People cling desperately to what they interpret about life, which may be distorted and twisted. They will defend what they feel to the exclusion of how others fit into the bigger picture. In reality, what matters most is not their position, but their willingness and flexibility to flow towards love instead of continuing friction.

People fear being perceived as weak, and their fear is obvious and transparent. For most, love is an impossible choice unless there have been many gestures to fortify their ego. Love, for such beings, cannot start at any moment and be uncaused – it must be earned by countless gifts. Even if there were countless gifts, these must be recognized and valued by an ego – there is no guarantee that what you give is valued. That is a shadow of love and a sign of limit-clinging nature.

Friction sparks continue to fly as people feed on each other to try to feel whole. But the hole remains, and the hunger is unabated to become the only reality. Until we see through this dynamic, love is impossible. Love will be a diminished version of its full possibility, reduced to the mere stroking of a person’s sense of self. Then, anyone who refuses to play this game must be truly evil. But there is another possibility – the starved are simply stuck in a way of relating and will negate loving gestures because they don’t fit.

To accept such a view would mean certain death to self-absorbed living. Who would be stupid enough to sacrifice the self for love?

Peace Amidst Uncertainty

I am resting – in peace. Peace is not just for death, but is here and now – for life. Everything in my life is uncertain right now, and I rest peacefully nonetheless.

I have traveled to the US from another country – from a life that would be considered difficult by most measures. I have my citizenship, but I have never felt what home feels like – not even at my country of origin. I have let go of needing a place or people to feel at home.

I’ve arrived at the end of my marriages. I had wanted marriage and friendship to be certainty, but nothing in life is certain. And yet, I feel peace.

My past is loosening from every fiber of my being – my memories, my dreams – everything is letting go. Perhaps, it is I who am letting go of everything.

On a long drive to and from a graduate class I am taking, I noticed that – despite wanting to feel regret – I do not feel regret. Everything was as it was, and now it is what it is.

Society drills into us certain ways of relating to life – that we must want, need, desire something to feel alive. If these dreams do not come true, then we must claw or cling. It was difficult for me to see through that. Now I see how, just as our brains decode light frequencies into color, we want to decode certain patterns in life. It is we who define the norms and what life should feel like when some need is not met.

Time either heals or makes things unworkable. So we adjust. On the other side, across the adjustment barrier, is something very simple. Something devoid of wanting, and yet something that cares deeply for oneself.
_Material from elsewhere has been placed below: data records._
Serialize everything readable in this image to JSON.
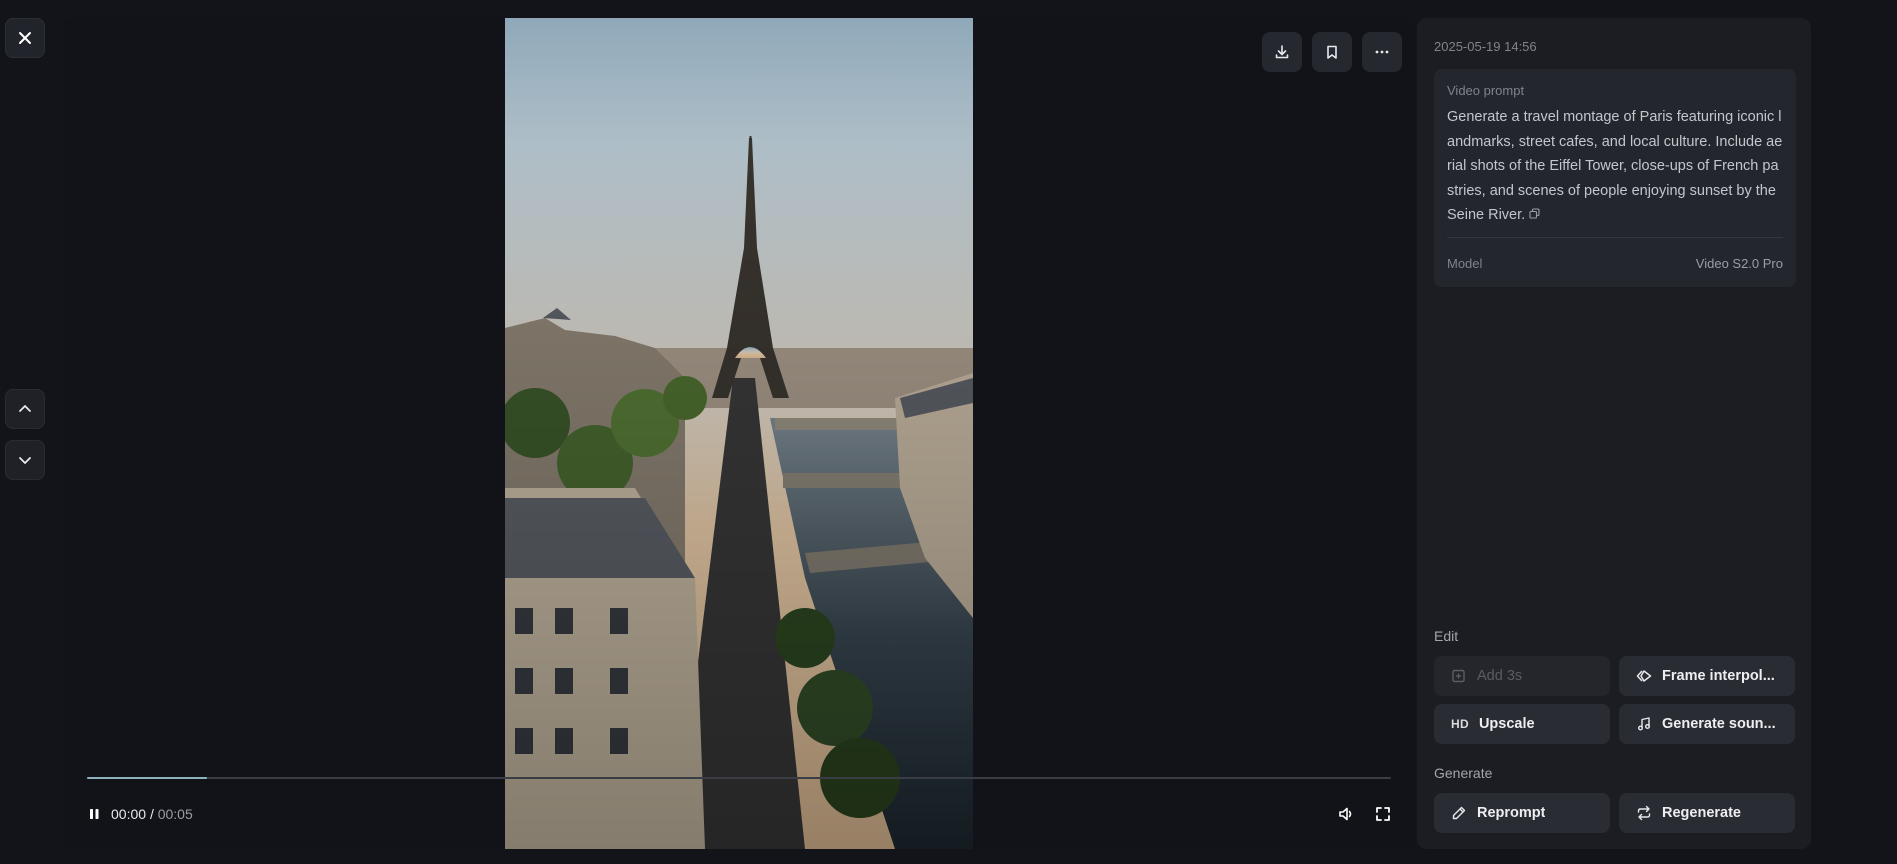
{
  "viewer": {
    "time_current": "00:00",
    "time_separator": "/",
    "time_total": "00:05",
    "progress": 0.092
  },
  "details": {
    "timestamp": "2025-05-19 14:56",
    "prompt_label": "Video prompt",
    "prompt_text": "Generate a travel montage of Paris featuring iconic landmarks, street cafes, and local culture. Include aerial shots of the Eiffel Tower, close-ups of French pastries, and scenes of people enjoying sunset by the Seine River.",
    "model_label": "Model",
    "model_value": "Video S2.0 Pro"
  },
  "edit": {
    "label": "Edit",
    "add": "Add 3s",
    "frame": "Frame interpol...",
    "upscale_icon": "HD",
    "upscale": "Upscale",
    "sound": "Generate soun..."
  },
  "generate": {
    "label": "Generate",
    "reprompt": "Reprompt",
    "regenerate": "Regenerate"
  },
  "colors": {
    "background": "#131419",
    "panel": "#1b1d23",
    "card": "#24262d",
    "button": "#2a2c33",
    "progress": "#8fb3bd"
  },
  "icons": [
    "close-icon",
    "chevron-up-icon",
    "chevron-down-icon",
    "download-icon",
    "bookmark-icon",
    "more-icon",
    "pause-icon",
    "volume-icon",
    "fullscreen-icon",
    "copy-icon",
    "add-clip-icon",
    "frame-interpolation-icon",
    "music-icon",
    "pencil-icon",
    "repeat-icon"
  ]
}
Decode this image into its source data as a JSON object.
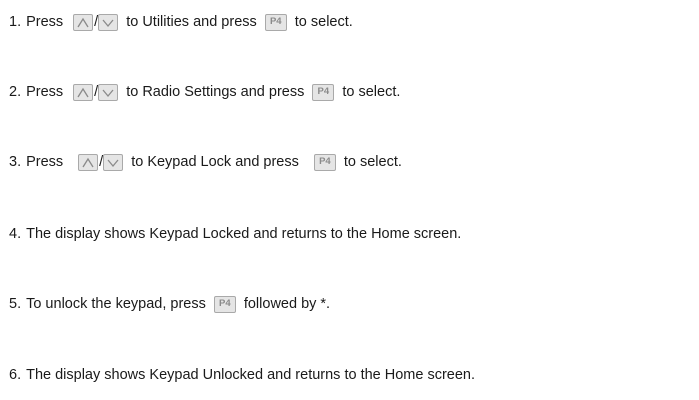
{
  "steps": [
    {
      "num": "1.",
      "before": "Press",
      "mid": "to Utilities and press",
      "after": "to select."
    },
    {
      "num": "2.",
      "before": "Press",
      "mid": "to Radio Settings and press",
      "after": "to select."
    },
    {
      "num": "3.",
      "before": "Press",
      "mid": "to Keypad Lock and press",
      "after": "to select."
    },
    {
      "num": "4.",
      "text": "The display shows Keypad Locked and returns to the Home screen."
    },
    {
      "num": "5.",
      "before": "To unlock the keypad, press",
      "after": "followed by *."
    },
    {
      "num": "6.",
      "text": "The display shows Keypad Unlocked and returns to the Home screen."
    }
  ],
  "keys": {
    "slash": "/",
    "p4_label": "P4",
    "up_icon": "up-arrow-key-icon",
    "down_icon": "down-arrow-key-icon"
  },
  "colors": {
    "text": "#1a1a1a",
    "key_fill": "#e5e5e5",
    "key_border": "#a9a9a9"
  }
}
I feel a lack of tolerance for anything that binds me unnecessarily, or drains me. I feel care for myself. I know what I can and cannot do or give. I also know what I cannot take. Thus, it is even easier to feel care and compassion for others. I feel no need to validate my life, nor to be amidst tension and discomfort.

It’s not detachment to rest amidst complete uncertainty. Although I do not have any idea how the situations in my life will play out, I can still feel complete peace. I wait for insight – am I still responsible to someone? And, what are my choices? And, I continue, moment to moment. Of course, I still love.

I see a world filled with dreams and desires – people wanting things from the earth, from life, and from each other. Most of my life felt like a void that needed to be filled and completed. Now the void is free, and I am still here. No safety nets. No assurances. Just life. I could not know how this felt until I was in the situation to feel it. Now I know.

Knowing this is calming, soothing, and quiet. I feel quiet inside and out.

I am wondering how my life will feel day-to-day now that I know I have everything in nothing.